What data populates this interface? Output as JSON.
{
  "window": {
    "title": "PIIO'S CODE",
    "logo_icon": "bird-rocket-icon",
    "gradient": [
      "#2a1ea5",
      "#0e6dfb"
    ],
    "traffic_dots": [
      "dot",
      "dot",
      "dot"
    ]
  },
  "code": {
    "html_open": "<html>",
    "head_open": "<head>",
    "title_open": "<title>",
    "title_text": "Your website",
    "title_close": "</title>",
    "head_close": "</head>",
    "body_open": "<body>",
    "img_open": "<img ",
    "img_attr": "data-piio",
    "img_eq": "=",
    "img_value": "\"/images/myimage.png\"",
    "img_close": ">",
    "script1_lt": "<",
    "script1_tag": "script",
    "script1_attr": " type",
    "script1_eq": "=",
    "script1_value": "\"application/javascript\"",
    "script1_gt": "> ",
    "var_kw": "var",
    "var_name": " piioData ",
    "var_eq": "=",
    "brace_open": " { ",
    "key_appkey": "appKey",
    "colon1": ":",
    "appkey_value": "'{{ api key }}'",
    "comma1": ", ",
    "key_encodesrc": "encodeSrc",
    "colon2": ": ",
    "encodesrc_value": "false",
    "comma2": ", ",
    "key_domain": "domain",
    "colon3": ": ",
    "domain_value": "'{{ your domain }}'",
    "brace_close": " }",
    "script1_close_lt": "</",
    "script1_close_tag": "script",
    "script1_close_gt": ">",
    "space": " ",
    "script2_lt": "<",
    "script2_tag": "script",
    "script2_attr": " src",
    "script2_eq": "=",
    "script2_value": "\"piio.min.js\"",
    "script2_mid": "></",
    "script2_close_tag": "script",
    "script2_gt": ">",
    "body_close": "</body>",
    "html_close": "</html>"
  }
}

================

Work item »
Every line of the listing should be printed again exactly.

Answer below »
What data populates this interface? Output as JSON.
{
  "window": {
    "title": "PIIO'S CODE",
    "logo_icon": "bird-rocket-icon",
    "gradient": [
      "#2a1ea5",
      "#0e6dfb"
    ],
    "traffic_dots": [
      "dot",
      "dot",
      "dot"
    ]
  },
  "code": {
    "html_open": "<html>",
    "head_open": "<head>",
    "title_open": "<title>",
    "title_text": "Your website",
    "title_close": "</title>",
    "head_close": "</head>",
    "body_open": "<body>",
    "img_open": "<img ",
    "img_attr": "data-piio",
    "img_eq": "=",
    "img_value": "\"/images/myimage.png\"",
    "img_close": ">",
    "script1_lt": "<",
    "script1_tag": "script",
    "script1_attr": " type",
    "script1_eq": "=",
    "script1_value": "\"application/javascript\"",
    "script1_gt": "> ",
    "var_kw": "var",
    "var_name": " piioData ",
    "var_eq": "=",
    "brace_open": " { ",
    "key_appkey": "appKey",
    "colon1": ":",
    "appkey_value": "'{{ api key }}'",
    "comma1": ", ",
    "key_encodesrc": "encodeSrc",
    "colon2": ": ",
    "encodesrc_value": "false",
    "comma2": ", ",
    "key_domain": "domain",
    "colon3": ": ",
    "domain_value": "'{{ your domain }}'",
    "brace_close": " }",
    "script1_close_lt": "</",
    "script1_close_tag": "script",
    "script1_close_gt": ">",
    "space": " ",
    "script2_lt": "<",
    "script2_tag": "script",
    "script2_attr": " src",
    "script2_eq": "=",
    "script2_value": "\"piio.min.js\"",
    "script2_mid": "></",
    "script2_close_tag": "script",
    "script2_gt": ">",
    "body_close": "</body>",
    "html_close": "</html>"
  }
}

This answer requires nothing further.